■ Assignment
Reproduce the data, keeping every word exactly as it is.

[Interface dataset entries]
%%
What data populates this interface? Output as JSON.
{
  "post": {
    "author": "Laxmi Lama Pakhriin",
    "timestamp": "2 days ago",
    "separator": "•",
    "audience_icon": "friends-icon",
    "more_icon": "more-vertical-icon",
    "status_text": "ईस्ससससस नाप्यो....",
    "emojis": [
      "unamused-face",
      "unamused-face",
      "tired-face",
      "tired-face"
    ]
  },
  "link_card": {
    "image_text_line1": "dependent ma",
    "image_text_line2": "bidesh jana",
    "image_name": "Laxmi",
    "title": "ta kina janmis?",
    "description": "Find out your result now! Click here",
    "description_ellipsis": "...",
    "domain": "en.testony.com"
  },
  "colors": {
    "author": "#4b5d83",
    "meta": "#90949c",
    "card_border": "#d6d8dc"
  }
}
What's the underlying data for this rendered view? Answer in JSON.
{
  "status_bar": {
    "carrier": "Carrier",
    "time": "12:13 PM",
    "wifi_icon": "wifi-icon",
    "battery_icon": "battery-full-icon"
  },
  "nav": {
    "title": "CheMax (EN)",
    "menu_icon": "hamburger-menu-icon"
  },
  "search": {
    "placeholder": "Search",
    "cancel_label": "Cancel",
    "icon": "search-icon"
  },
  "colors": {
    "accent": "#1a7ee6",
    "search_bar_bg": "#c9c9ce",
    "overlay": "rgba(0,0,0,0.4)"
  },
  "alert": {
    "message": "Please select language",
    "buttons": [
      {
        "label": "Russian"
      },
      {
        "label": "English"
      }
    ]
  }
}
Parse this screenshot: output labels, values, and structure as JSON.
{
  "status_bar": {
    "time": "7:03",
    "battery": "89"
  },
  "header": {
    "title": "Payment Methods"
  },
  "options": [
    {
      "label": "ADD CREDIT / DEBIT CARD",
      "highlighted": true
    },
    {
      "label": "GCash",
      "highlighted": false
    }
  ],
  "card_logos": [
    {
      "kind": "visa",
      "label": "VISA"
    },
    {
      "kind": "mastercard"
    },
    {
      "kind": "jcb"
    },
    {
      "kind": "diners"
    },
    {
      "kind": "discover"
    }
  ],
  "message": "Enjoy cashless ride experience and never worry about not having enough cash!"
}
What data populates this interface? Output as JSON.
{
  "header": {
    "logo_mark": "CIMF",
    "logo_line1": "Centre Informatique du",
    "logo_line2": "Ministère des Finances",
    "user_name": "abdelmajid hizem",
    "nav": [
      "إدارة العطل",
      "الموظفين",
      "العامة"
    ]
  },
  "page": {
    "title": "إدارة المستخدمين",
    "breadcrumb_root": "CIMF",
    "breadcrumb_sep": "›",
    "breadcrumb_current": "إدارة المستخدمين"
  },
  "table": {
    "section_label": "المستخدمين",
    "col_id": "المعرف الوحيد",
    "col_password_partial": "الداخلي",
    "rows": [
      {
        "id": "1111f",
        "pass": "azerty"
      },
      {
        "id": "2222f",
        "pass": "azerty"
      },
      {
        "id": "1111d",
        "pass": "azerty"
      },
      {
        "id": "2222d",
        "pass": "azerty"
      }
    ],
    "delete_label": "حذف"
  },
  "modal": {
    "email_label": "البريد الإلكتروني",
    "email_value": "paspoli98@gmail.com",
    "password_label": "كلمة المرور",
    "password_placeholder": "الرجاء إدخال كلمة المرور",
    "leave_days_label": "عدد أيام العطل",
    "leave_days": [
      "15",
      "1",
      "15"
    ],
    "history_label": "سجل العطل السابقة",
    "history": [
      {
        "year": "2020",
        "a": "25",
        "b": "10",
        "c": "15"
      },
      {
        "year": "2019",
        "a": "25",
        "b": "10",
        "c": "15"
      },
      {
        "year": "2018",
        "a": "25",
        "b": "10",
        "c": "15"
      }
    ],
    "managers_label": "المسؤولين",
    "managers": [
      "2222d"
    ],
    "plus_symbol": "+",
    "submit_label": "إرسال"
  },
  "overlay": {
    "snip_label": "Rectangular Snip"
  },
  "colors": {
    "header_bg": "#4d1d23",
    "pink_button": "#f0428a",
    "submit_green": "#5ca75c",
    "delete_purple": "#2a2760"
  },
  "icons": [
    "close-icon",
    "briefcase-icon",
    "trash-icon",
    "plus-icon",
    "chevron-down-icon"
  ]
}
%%
■ Task result
What data populates this interface? Output as JSON.
{
  "post": {
    "author": "Laxmi Lama Pakhriin",
    "timestamp": "2 days ago",
    "separator": "•",
    "audience_icon": "friends-icon",
    "more_icon": "more-vertical-icon",
    "status_text": "ईस्ससससस नाप्यो....",
    "emojis": [
      "unamused-face",
      "unamused-face",
      "tired-face",
      "tired-face"
    ]
  },
  "link_card": {
    "image_text_line1": "dependent ma",
    "image_text_line2": "bidesh jana",
    "image_name": "Laxmi",
    "title": "ta kina janmis?",
    "description": "Find out your result now! Click here",
    "description_ellipsis": "...",
    "domain": "en.testony.com"
  },
  "colors": {
    "author": "#4b5d83",
    "meta": "#90949c",
    "card_border": "#d6d8dc"
  }
}
What's the underlying data for this rendered view? Answer in JSON.
{
  "status_bar": {
    "carrier": "Carrier",
    "time": "12:13 PM",
    "wifi_icon": "wifi-icon",
    "battery_icon": "battery-full-icon"
  },
  "nav": {
    "title": "CheMax (EN)",
    "menu_icon": "hamburger-menu-icon"
  },
  "search": {
    "placeholder": "Search",
    "cancel_label": "Cancel",
    "icon": "search-icon"
  },
  "colors": {
    "accent": "#1a7ee6",
    "search_bar_bg": "#c9c9ce",
    "overlay": "rgba(0,0,0,0.4)"
  },
  "alert": {
    "message": "Please select language",
    "buttons": [
      {
        "label": "Russian"
      },
      {
        "label": "English"
      }
    ]
  }
}
Parse this screenshot: output labels, values, and structure as JSON.
{
  "status_bar": {
    "time": "7:03",
    "battery": "89"
  },
  "header": {
    "title": "Payment Methods"
  },
  "options": [
    {
      "label": "ADD CREDIT / DEBIT CARD",
      "highlighted": true
    },
    {
      "label": "GCash",
      "highlighted": false
    }
  ],
  "card_logos": [
    {
      "kind": "visa",
      "label": "VISA"
    },
    {
      "kind": "mastercard"
    },
    {
      "kind": "jcb"
    },
    {
      "kind": "diners"
    },
    {
      "kind": "discover"
    }
  ],
  "message": "Enjoy cashless ride experience and never worry about not having enough cash!"
}
What data populates this interface? Output as JSON.
{
  "header": {
    "logo_mark": "CIMF",
    "logo_line1": "Centre Informatique du",
    "logo_line2": "Ministère des Finances",
    "user_name": "abdelmajid hizem",
    "nav": [
      "إدارة العطل",
      "الموظفين",
      "العامة"
    ]
  },
  "page": {
    "title": "إدارة المستخدمين",
    "breadcrumb_root": "CIMF",
    "breadcrumb_sep": "›",
    "breadcrumb_current": "إدارة المستخدمين"
  },
  "table": {
    "section_label": "المستخدمين",
    "col_id": "المعرف الوحيد",
    "col_password_partial": "الداخلي",
    "rows": [
      {
        "id": "1111f",
        "pass": "azerty"
      },
      {
        "id": "2222f",
        "pass": "azerty"
      },
      {
        "id": "1111d",
        "pass": "azerty"
      },
      {
        "id": "2222d",
        "pass": "azerty"
      }
    ],
    "delete_label": "حذف"
  },
  "modal": {
    "email_label": "البريد الإلكتروني",
    "email_value": "paspoli98@gmail.com",
    "password_label": "كلمة المرور",
    "password_placeholder": "الرجاء إدخال كلمة المرور",
    "leave_days_label": "عدد أيام العطل",
    "leave_days": [
      "15",
      "1",
      "15"
    ],
    "history_label": "سجل العطل السابقة",
    "history": [
      {
        "year": "2020",
        "a": "25",
        "b": "10",
        "c": "15"
      },
      {
        "year": "2019",
        "a": "25",
        "b": "10",
        "c": "15"
      },
      {
        "year": "2018",
        "a": "25",
        "b": "10",
        "c": "15"
      }
    ],
    "managers_label": "المسؤولين",
    "managers": [
      "2222d"
    ],
    "plus_symbol": "+",
    "submit_label": "إرسال"
  },
  "overlay": {
    "snip_label": "Rectangular Snip"
  },
  "colors": {
    "header_bg": "#4d1d23",
    "pink_button": "#f0428a",
    "submit_green": "#5ca75c",
    "delete_purple": "#2a2760"
  },
  "icons": [
    "close-icon",
    "briefcase-icon",
    "trash-icon",
    "plus-icon",
    "chevron-down-icon"
  ]
}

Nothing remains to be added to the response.